(Component data from apps and pages)
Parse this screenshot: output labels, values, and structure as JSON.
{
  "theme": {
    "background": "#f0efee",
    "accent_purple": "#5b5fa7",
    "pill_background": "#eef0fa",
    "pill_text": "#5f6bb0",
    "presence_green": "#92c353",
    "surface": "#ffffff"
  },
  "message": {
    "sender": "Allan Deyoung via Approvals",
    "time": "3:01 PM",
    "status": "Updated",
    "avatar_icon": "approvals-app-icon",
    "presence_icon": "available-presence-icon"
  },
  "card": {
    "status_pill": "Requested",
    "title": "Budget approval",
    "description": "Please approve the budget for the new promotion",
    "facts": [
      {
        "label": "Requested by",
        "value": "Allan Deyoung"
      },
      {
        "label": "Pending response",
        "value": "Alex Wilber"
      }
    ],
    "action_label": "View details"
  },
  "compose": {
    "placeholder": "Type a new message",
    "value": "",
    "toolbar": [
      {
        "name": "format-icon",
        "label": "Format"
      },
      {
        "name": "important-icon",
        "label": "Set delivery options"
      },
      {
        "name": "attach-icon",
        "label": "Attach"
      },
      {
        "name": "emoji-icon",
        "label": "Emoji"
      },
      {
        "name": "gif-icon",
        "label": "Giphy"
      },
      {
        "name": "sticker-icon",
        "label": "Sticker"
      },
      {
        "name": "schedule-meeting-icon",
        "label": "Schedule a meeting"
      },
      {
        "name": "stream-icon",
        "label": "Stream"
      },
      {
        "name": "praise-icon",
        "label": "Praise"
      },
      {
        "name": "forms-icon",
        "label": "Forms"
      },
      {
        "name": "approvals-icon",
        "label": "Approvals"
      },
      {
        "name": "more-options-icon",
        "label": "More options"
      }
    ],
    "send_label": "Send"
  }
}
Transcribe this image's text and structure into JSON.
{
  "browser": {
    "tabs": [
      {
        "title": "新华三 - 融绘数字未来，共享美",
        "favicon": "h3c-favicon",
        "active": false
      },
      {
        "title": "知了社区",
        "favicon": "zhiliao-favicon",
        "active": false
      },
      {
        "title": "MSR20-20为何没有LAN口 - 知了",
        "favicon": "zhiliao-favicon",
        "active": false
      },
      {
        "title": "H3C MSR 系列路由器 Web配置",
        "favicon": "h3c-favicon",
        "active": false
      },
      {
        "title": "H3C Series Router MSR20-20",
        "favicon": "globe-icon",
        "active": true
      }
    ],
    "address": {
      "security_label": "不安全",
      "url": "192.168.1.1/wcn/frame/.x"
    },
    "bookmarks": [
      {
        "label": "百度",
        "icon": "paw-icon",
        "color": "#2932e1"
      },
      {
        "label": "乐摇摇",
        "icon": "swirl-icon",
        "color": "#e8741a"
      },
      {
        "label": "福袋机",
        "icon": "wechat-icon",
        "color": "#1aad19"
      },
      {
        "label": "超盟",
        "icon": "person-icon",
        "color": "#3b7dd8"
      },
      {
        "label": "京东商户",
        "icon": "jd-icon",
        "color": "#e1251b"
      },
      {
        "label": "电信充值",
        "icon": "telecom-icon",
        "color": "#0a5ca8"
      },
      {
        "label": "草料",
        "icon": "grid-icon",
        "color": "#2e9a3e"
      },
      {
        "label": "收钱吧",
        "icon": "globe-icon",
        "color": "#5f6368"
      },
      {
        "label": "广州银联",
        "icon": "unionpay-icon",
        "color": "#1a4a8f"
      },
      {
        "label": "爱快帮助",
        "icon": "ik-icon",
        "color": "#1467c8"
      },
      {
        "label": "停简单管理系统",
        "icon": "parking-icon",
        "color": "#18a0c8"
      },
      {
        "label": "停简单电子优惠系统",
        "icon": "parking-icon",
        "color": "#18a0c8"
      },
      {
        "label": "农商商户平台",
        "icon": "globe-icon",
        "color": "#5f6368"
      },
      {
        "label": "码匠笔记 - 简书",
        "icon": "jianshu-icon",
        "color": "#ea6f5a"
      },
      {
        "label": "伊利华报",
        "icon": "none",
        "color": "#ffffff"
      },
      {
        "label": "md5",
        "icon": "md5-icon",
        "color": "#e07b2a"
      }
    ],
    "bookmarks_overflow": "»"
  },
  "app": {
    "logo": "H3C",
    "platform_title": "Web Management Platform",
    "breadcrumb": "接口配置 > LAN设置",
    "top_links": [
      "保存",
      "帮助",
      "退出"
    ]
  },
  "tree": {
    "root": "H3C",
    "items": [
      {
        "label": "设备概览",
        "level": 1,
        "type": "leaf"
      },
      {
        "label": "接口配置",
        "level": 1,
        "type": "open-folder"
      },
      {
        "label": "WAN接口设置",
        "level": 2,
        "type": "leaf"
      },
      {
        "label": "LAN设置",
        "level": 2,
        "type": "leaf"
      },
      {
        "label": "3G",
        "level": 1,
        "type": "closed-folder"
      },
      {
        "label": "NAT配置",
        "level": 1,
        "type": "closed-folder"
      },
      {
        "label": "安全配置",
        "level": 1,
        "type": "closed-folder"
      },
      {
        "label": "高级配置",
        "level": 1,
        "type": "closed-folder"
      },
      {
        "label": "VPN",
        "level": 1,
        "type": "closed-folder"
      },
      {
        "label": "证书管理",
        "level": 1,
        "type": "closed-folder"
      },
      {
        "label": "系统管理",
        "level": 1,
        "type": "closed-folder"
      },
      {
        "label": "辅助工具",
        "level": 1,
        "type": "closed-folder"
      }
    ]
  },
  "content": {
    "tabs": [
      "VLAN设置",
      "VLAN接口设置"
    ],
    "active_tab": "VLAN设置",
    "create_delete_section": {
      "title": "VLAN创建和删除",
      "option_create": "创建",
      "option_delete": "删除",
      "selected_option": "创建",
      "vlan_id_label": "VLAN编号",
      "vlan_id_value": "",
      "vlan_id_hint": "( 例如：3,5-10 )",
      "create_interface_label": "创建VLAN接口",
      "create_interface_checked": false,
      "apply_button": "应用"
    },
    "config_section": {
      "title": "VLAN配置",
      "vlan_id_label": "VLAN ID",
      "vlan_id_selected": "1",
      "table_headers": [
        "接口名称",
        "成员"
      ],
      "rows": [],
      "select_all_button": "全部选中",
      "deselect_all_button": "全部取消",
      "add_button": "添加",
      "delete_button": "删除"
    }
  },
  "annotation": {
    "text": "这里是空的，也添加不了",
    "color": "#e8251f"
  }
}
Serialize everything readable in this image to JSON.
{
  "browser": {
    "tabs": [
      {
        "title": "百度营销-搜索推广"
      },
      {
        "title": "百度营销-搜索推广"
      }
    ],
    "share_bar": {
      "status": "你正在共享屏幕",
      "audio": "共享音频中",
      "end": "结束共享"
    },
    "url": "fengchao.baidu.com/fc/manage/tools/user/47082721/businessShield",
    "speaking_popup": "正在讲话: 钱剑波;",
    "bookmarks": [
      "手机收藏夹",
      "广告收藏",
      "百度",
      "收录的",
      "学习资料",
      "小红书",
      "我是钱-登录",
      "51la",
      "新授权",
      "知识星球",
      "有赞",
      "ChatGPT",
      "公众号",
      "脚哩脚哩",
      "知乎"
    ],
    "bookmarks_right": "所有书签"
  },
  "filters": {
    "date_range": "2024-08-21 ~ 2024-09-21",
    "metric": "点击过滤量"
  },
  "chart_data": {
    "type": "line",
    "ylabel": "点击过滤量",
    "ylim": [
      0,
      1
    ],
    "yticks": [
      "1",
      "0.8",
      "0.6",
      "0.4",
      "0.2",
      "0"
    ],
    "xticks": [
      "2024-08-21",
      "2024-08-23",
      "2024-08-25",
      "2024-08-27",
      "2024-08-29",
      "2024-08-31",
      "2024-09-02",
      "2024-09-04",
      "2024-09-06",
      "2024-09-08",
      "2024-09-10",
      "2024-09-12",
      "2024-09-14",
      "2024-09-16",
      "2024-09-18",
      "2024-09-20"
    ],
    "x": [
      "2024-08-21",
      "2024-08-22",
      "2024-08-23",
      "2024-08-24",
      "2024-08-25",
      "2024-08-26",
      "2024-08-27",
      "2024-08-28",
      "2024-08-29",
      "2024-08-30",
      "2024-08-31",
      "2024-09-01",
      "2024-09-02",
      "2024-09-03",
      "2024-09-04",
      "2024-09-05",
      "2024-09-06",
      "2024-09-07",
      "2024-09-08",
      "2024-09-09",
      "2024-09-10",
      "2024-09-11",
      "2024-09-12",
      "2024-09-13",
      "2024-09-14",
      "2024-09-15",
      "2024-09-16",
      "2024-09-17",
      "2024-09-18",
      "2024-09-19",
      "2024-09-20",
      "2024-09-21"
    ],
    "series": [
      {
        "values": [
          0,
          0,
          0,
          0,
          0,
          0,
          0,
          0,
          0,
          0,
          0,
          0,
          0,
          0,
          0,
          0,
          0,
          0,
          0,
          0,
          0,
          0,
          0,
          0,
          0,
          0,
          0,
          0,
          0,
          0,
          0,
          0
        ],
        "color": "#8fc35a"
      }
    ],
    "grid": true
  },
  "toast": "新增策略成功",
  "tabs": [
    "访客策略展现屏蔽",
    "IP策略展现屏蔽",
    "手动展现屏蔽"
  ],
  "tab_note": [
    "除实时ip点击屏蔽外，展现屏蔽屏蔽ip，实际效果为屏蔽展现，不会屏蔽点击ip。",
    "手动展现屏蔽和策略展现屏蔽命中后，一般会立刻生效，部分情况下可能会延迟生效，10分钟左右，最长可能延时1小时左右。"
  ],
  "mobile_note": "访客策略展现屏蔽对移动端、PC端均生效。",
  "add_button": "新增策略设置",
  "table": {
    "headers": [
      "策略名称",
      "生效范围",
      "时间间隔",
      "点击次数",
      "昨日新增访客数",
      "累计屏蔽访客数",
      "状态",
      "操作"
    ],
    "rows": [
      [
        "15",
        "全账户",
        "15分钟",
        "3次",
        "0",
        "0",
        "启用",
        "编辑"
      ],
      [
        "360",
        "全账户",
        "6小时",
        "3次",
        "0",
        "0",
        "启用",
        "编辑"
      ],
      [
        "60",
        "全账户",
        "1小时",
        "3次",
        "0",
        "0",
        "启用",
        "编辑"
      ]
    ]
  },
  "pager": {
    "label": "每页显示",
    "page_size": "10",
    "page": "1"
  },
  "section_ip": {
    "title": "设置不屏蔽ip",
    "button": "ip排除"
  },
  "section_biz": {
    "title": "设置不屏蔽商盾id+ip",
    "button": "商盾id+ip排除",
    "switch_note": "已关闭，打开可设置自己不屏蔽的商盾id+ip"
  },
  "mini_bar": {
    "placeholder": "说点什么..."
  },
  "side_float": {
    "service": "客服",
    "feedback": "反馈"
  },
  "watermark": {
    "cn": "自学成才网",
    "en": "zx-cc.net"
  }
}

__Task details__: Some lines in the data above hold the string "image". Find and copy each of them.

__Exercise result__:
Transcribe this image's text and structure into JSON.
Serialize everything readable in this image to JSON.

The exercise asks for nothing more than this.